**To do**
Nothing in the records below should be altered in the copy, although the pictures must be left out.

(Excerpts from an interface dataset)

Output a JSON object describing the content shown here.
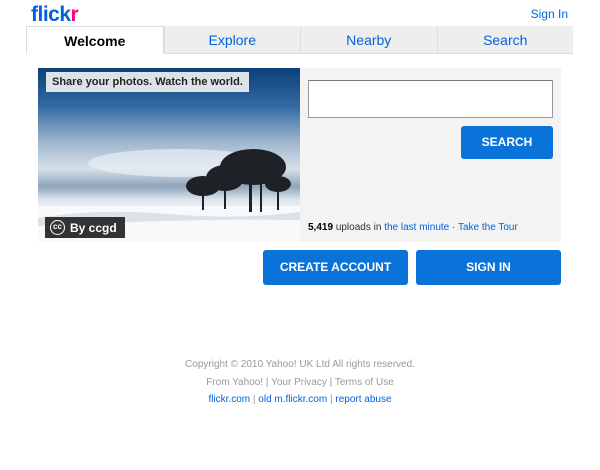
{
  "header": {
    "logo_blue": "flick",
    "logo_pink": "r",
    "signin_link": "Sign In"
  },
  "tabs": [
    {
      "label": "Welcome",
      "active": true
    },
    {
      "label": "Explore",
      "active": false
    },
    {
      "label": "Nearby",
      "active": false
    },
    {
      "label": "Search",
      "active": false
    }
  ],
  "hero": {
    "tagline": "Share your photos. Watch the world.",
    "cc_mark": "cc",
    "cc_credit": "By ccgd"
  },
  "search": {
    "input_value": "",
    "button_label": "SEARCH"
  },
  "uploads": {
    "count": "5,419",
    "text": "uploads in",
    "link_minute": "the last minute",
    "dot": "·",
    "link_tour": "Take the Tour"
  },
  "actions": {
    "create_account": "CREATE ACCOUNT",
    "sign_in": "SIGN IN"
  },
  "footer": {
    "copyright": "Copyright © 2010 Yahoo! UK Ltd All rights reserved.",
    "from_yahoo": "From Yahoo!",
    "privacy": "Your Privacy",
    "terms": "Terms of Use",
    "site": "flickr.com",
    "old_mobile": "old m.flickr.com",
    "report": "report abuse",
    "separator": "|"
  },
  "colors": {
    "brand_blue": "#0063dc",
    "brand_pink": "#ff0084",
    "button_blue": "#0a73d9"
  }
}
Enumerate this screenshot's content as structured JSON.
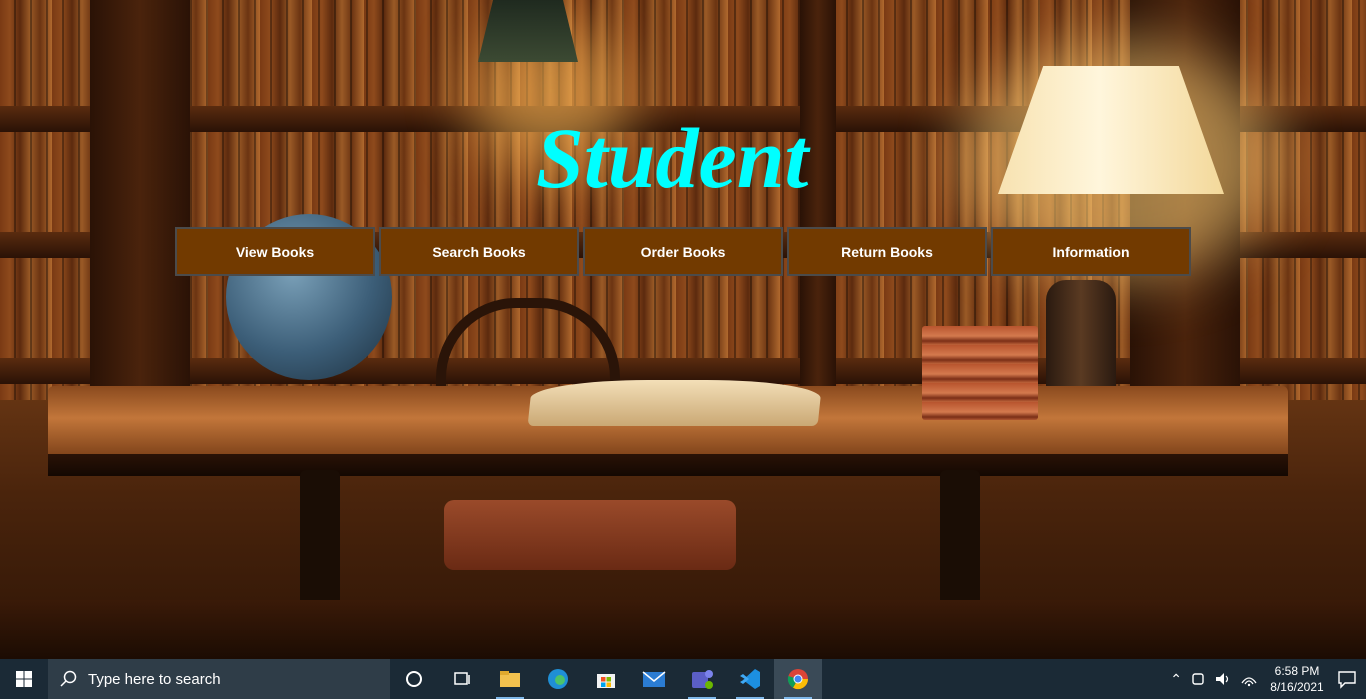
{
  "app": {
    "title": "Student",
    "accent_color": "#00ffff",
    "button_bg": "#723a00"
  },
  "nav": {
    "items": [
      {
        "label": "View Books"
      },
      {
        "label": "Search Books"
      },
      {
        "label": "Order Books"
      },
      {
        "label": "Return Books"
      },
      {
        "label": "Information"
      }
    ]
  },
  "taskbar": {
    "search_placeholder": "Type here to search",
    "time": "6:58 PM",
    "date": "8/16/2021",
    "pinned_icons": [
      "cortana-icon",
      "task-view-icon",
      "file-explorer-icon",
      "edge-icon",
      "store-icon",
      "mail-icon",
      "teams-icon",
      "vscode-icon",
      "chrome-icon"
    ]
  }
}
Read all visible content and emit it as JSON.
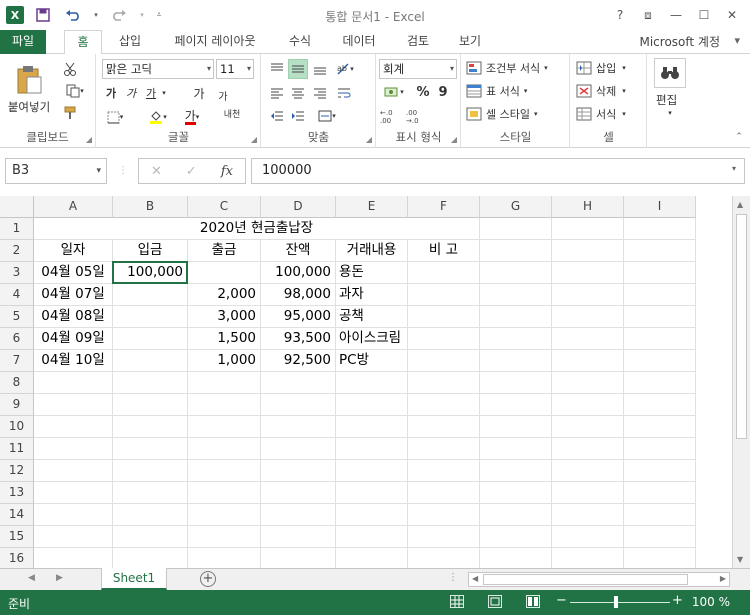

**Reply to the task**
Output a JSON object describing the content shown here.
{
  "header": {
    "logo_blue": "flick",
    "logo_pink": "r",
    "signin_link": "Sign In"
  },
  "tabs": [
    {
      "label": "Welcome",
      "active": true
    },
    {
      "label": "Explore",
      "active": false
    },
    {
      "label": "Nearby",
      "active": false
    },
    {
      "label": "Search",
      "active": false
    }
  ],
  "hero": {
    "tagline": "Share your photos. Watch the world.",
    "cc_mark": "cc",
    "cc_credit": "By ccgd"
  },
  "search": {
    "input_value": "",
    "button_label": "SEARCH"
  },
  "uploads": {
    "count": "5,419",
    "text": "uploads in",
    "link_minute": "the last minute",
    "dot": "·",
    "link_tour": "Take the Tour"
  },
  "actions": {
    "create_account": "CREATE ACCOUNT",
    "sign_in": "SIGN IN"
  },
  "footer": {
    "copyright": "Copyright © 2010 Yahoo! UK Ltd All rights reserved.",
    "from_yahoo": "From Yahoo!",
    "privacy": "Your Privacy",
    "terms": "Terms of Use",
    "site": "flickr.com",
    "old_mobile": "old m.flickr.com",
    "report": "report abuse",
    "separator": "|"
  },
  "colors": {
    "brand_blue": "#0063dc",
    "brand_pink": "#ff0084",
    "button_blue": "#0a73d9"
  }
}
Enumerate this screenshot's content as structured JSON.
{
  "app": {
    "title": "Student",
    "accent_color": "#00ffff",
    "button_bg": "#723a00"
  },
  "nav": {
    "items": [
      {
        "label": "View Books"
      },
      {
        "label": "Search Books"
      },
      {
        "label": "Order Books"
      },
      {
        "label": "Return Books"
      },
      {
        "label": "Information"
      }
    ]
  },
  "taskbar": {
    "search_placeholder": "Type here to search",
    "time": "6:58 PM",
    "date": "8/16/2021",
    "pinned_icons": [
      "cortana-icon",
      "task-view-icon",
      "file-explorer-icon",
      "edge-icon",
      "store-icon",
      "mail-icon",
      "teams-icon",
      "vscode-icon",
      "chrome-icon"
    ]
  }
}
Read all visible content and emit it as JSON.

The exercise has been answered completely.